Sentiment: Strong Buy
You are correct. Clearwire's BOD has a "fiduciary responsibility" to act in the best interests of shareholders when a bid for the company is made. If an "arrangement" is made by which that BOD gains financially as a result of supporting one bid over another... or supporting a bid vs rejecting the bid, then that arrangement presents a "conflict of interest" that violates their objectiveness toward acting in a fiduciary way.
It's like money laundering. If a bank accepts a $10,001 cash transaction without reporting it, that is a violation of FCPA whether or not that $10,001 was laundered money because the bank has violated the books and records provision of the act. The same is true with Clearwire's board... they are violating their fiduciary responsibility to shareholders by setting up financial incentives that compel them to support one outcome over the other.
That's why this raised a lot of eyebrows in a bevy of press reports.

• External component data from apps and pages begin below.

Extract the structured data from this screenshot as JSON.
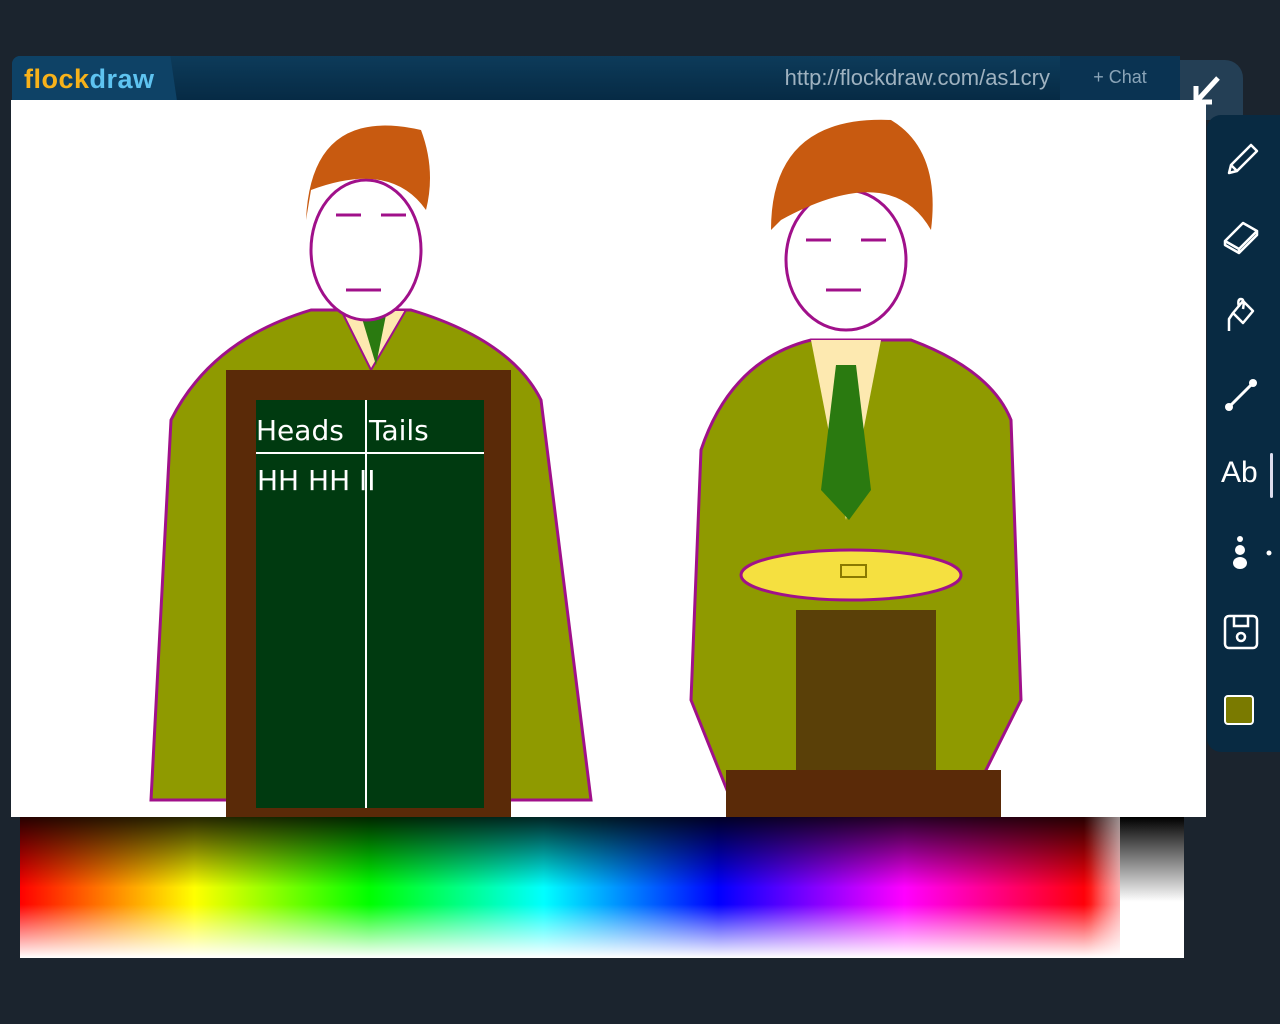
{
  "header": {
    "logo_part1": "flock",
    "logo_part2": "draw",
    "url": "http://flockdraw.com/as1cry",
    "chat_label": "+ Chat"
  },
  "toolbar": {
    "tools": [
      {
        "name": "pencil",
        "icon": "pencil-icon"
      },
      {
        "name": "eraser",
        "icon": "eraser-icon"
      },
      {
        "name": "fill",
        "icon": "paint-bucket-icon"
      },
      {
        "name": "line",
        "icon": "line-icon"
      },
      {
        "name": "text",
        "icon": "text-icon",
        "label": "Ab"
      },
      {
        "name": "brush-size",
        "icon": "brush-size-icon"
      },
      {
        "name": "save",
        "icon": "save-icon"
      },
      {
        "name": "color",
        "icon": "color-swatch-icon"
      }
    ],
    "current_color": "#7a7a00"
  },
  "drawing": {
    "board_heading_left": "Heads",
    "board_heading_right": "Tails",
    "tally": "HH HH II"
  },
  "colors": {
    "background": "#1b242e",
    "header": "#0b3350",
    "toolbar": "#082a42",
    "logo_orange": "#f7b21a",
    "logo_blue": "#5ec3f0"
  }
}
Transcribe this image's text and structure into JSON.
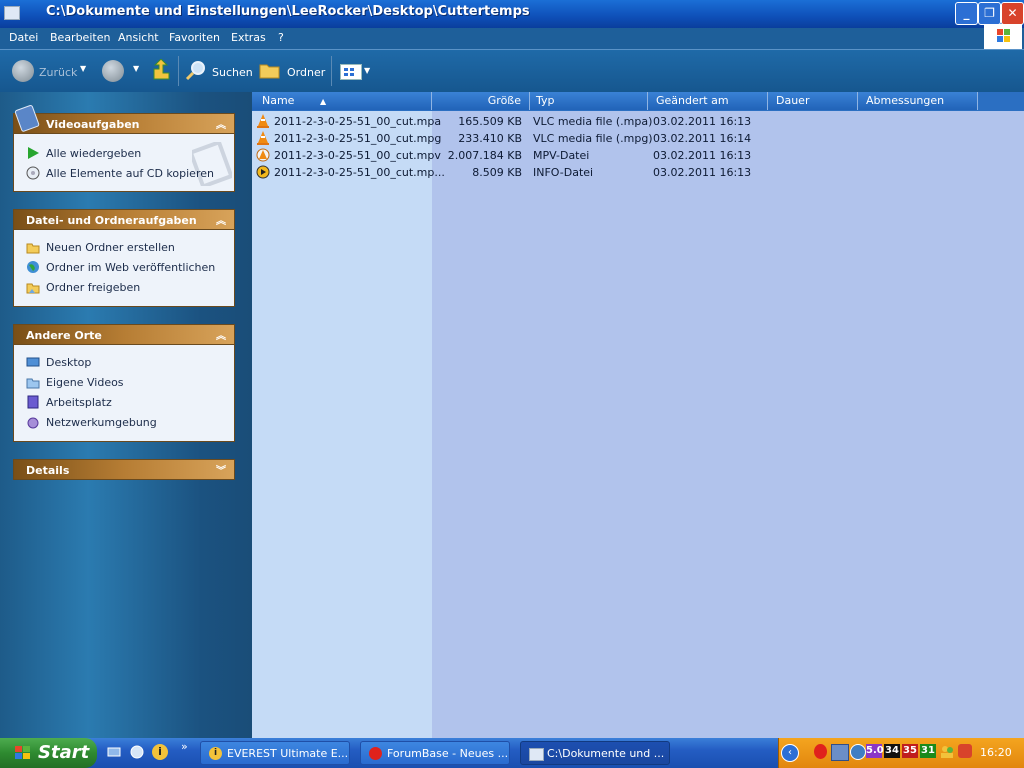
{
  "window": {
    "title": "C:\\Dokumente und Einstellungen\\LeeRocker\\Desktop\\Cuttertemps"
  },
  "menu": [
    "Datei",
    "Bearbeiten",
    "Ansicht",
    "Favoriten",
    "Extras",
    "?"
  ],
  "toolbar": {
    "back_label": "Zurück",
    "search_label": "Suchen",
    "folders_label": "Ordner"
  },
  "panels": {
    "video": {
      "title": "Videoaufgaben",
      "items": [
        "Alle wiedergeben",
        "Alle Elemente auf CD kopieren"
      ]
    },
    "file": {
      "title": "Datei- und Ordneraufgaben",
      "items": [
        "Neuen Ordner erstellen",
        "Ordner im Web veröffentlichen",
        "Ordner freigeben"
      ]
    },
    "places": {
      "title": "Andere Orte",
      "items": [
        "Desktop",
        "Eigene Videos",
        "Arbeitsplatz",
        "Netzwerkumgebung"
      ]
    },
    "details": {
      "title": "Details"
    }
  },
  "columns": [
    "Name",
    "Größe",
    "Typ",
    "Geändert am",
    "Dauer",
    "Abmessungen"
  ],
  "files": [
    {
      "name": "2011-2-3-0-25-51_00_cut.mpa",
      "size": "165.509 KB",
      "type": "VLC media file (.mpa)",
      "modified": "03.02.2011 16:13",
      "icon": "vlc-cone-icon"
    },
    {
      "name": "2011-2-3-0-25-51_00_cut.mpg",
      "size": "233.410 KB",
      "type": "VLC media file (.mpg)",
      "modified": "03.02.2011 16:14",
      "icon": "vlc-cone-icon"
    },
    {
      "name": "2011-2-3-0-25-51_00_cut.mpv",
      "size": "2.007.184 KB",
      "type": "MPV-Datei",
      "modified": "03.02.2011 16:13",
      "icon": "mpv-icon"
    },
    {
      "name": "2011-2-3-0-25-51_00_cut.mp...",
      "size": "8.509 KB",
      "type": "INFO-Datei",
      "modified": "03.02.2011 16:13",
      "icon": "media-player-icon"
    }
  ],
  "taskbar": {
    "start_label": "Start",
    "buttons": [
      "EVEREST Ultimate E...",
      "ForumBase - Neues ...",
      "C:\\Dokumente und ..."
    ],
    "tray_numbers": [
      "5.0",
      "34",
      "35",
      "31"
    ],
    "clock": "16:20"
  },
  "colors": {
    "accent": "#245dc3",
    "start": "#2e8a30",
    "panel_head": "#b67d34",
    "tray": "#e2860e"
  }
}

Lets get Real here . Do you Really think people like Crest / Dish or any BOD members look here on penny message boards or any boards as far as that goes?
only thing here are penny players in school cause they can not get a Mc Donald job to pay their book fees for the next quarter..
I just stop by for the laughs but I still hold shares of both Clear and Sprint and do hope the sale price goes much higher but it will not be from what anyone here posts. you can take that to the bank
The problem with your argument is that there is no other competing bid out there. Dish is NOT bidding for the entire company while SB-Sprint is.
There is nothing wrong or illegal about executives and directors getting a nice golden parachute because it’s a common protocol.
The FCC site has DISH's latest submittal - google on FCC 7022132494 .
The article points out the jest of it: DISH is resigned to pushing for how this and other spectrum will be treated rather than asking for the deal to be shot down. And the only mention of DISH's offer to acquire Clearwire is the indirect reference in the sub-notes. This confirms that DISH is unlikely to make another offer and that they have little hope of acquiring Clearwire or its spectrum directly. DISH puts forward objection to FCC allowing other spectrum to be conceded to Sprint-SB without some adjustments, ie. as a windfall.
This posturing is narrowing options towards what I thought was likely: rulemaking that would enforce open access rules and, perhaps, put in a new regimen that amounts to a codified way of assuring 'fair and equal' wholesale access to portions of the spectrum, probably aimed at EBS/BRS. Even though that last bit of rulemaking is not as troublesome as taking back and auctioning of spectrum, it could be difficult. I think it makes sense .. even for Sprint-SB because although it would impose new rules on how they could use parts of the spectrum or provide wholesale roaming, that would contribute to achieving a profitable network profile.
The process is narrowing - as it ever was.
Here is another one for you. Why has Intel and all the other companies set to indirectly benefit from Sprint not sold their shares and held so long? Answer, 1) They will benefit indirectly significantly if they vote yes to merger. 2)CLWR is significantly undervalued and they are holding out for a much bigger payoff. THERE ARE SIMPLY NO OTHER REASONS. IF CLWR was only worth 3 to 3.50 a share they would have sold a long time ago based on the time value of money at 2 to 5% interest.